First because you can't use shift-P-1 (or even shift-P-! as your example shows) I use the one hot key to activate the conflict palette, and then a second key to pick which option i want. So Shift-P to bring up the menu, then type 1 for position 1. (My example uses option+ctrl+P to avoid conflicting with me normally typing Shift P)
First I create a subroutine macro that takes a single parameter, this parameter will be the name of the macro that called the subroutine. It'll do different things based on the name of that macro. My example just briefly displays a message, but you get the idea.
That macro is just a subroutine, no hot key trigger. Next I create one macro for each position, but they are all identical, same hot key, same actions. Only thing that differs is the name of the macro.
Now to add additional positions just duplicate the macro and change the name of the macro. that's it, no other code to adjust in these macros. In your subroutine just add another switch case to setup what you need.
One other thing i would do is group all these macros and the subroutine into a single folder, than make that whole folder only active in InDesign. Then your Shift-P hotkey won't interfere in other apps.
Wiki page on Palettes
Wiki page on Subroutines
Wiki page on ExecutingMacro token
Example has 4 of the position macros and my example subroutine. I used letters for the beginning of the macro name because you can put 16 in a row and can select that option from the Conflict Palette with 1 keystroke.

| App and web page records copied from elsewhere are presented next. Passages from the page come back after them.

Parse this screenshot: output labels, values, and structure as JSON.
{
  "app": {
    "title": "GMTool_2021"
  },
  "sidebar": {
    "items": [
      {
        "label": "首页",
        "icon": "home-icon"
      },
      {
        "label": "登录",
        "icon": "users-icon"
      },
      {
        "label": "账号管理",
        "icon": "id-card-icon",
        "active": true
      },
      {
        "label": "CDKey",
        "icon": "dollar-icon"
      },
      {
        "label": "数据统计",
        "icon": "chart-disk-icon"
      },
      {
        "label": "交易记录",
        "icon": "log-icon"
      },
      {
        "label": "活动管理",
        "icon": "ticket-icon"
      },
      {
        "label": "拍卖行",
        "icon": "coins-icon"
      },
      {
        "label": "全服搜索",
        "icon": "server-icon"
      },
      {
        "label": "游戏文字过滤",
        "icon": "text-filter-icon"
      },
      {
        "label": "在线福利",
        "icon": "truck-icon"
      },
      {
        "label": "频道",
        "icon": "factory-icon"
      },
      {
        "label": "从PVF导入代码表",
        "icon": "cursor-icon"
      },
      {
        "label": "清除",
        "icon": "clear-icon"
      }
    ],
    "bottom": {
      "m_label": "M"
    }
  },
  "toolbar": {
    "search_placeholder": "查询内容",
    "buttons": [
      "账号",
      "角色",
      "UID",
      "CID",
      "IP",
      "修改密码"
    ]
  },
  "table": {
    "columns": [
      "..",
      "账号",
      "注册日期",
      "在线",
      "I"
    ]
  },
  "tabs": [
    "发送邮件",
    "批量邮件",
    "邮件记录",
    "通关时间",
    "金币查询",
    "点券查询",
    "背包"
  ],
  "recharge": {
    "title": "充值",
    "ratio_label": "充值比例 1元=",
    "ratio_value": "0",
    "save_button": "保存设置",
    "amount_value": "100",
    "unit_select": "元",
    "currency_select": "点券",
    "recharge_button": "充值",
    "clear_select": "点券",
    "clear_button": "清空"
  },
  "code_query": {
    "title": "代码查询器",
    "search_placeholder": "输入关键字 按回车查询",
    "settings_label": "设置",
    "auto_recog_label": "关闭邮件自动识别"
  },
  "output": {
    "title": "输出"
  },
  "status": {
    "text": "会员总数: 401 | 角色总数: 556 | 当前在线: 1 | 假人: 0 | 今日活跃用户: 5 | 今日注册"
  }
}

[KvanH KM Discourse Macros] Example CP & Subroutine Macros.kmmacros (10.2 KB)